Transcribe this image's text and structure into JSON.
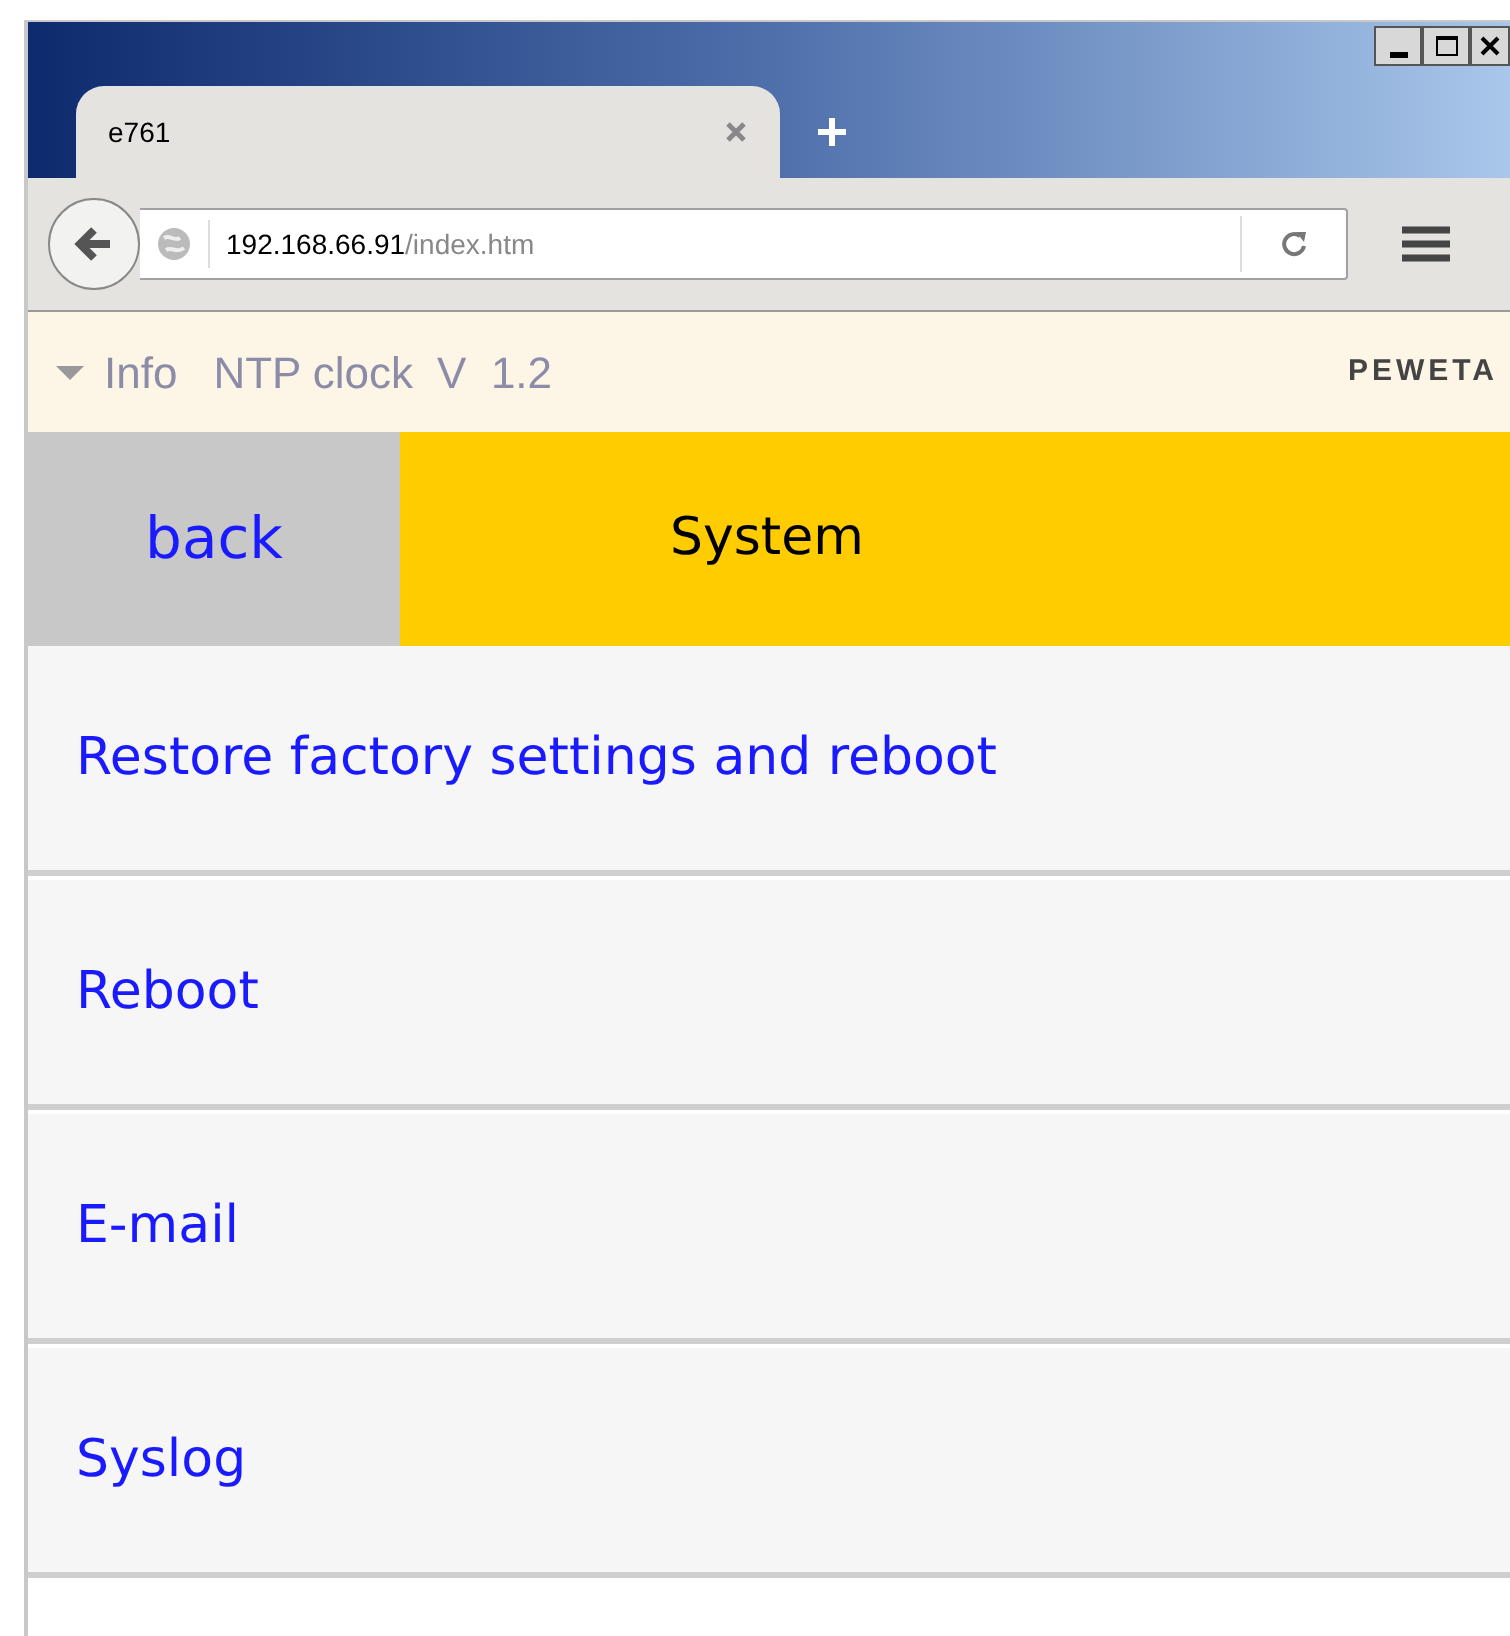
{
  "browser": {
    "tab": {
      "title": "e761"
    },
    "url": {
      "host": "192.168.66.91",
      "path": "/index.htm"
    }
  },
  "info_bar": {
    "expanded": false,
    "label": "Info",
    "title": "NTP clock",
    "version": "V  1.2",
    "logo": "PEWETA"
  },
  "header": {
    "back": "back",
    "title": "System"
  },
  "menu": [
    {
      "label": "Restore factory settings and reboot"
    },
    {
      "label": "Reboot"
    },
    {
      "label": "E-mail"
    },
    {
      "label": "Syslog"
    }
  ]
}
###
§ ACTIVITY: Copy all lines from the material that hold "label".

§ RESPONSE AREA:
    "label": "Info",
      "label": "Restore factory settings and reboot"
      "label": "Reboot"
      "label": "E-mail"
      "label": "Syslog"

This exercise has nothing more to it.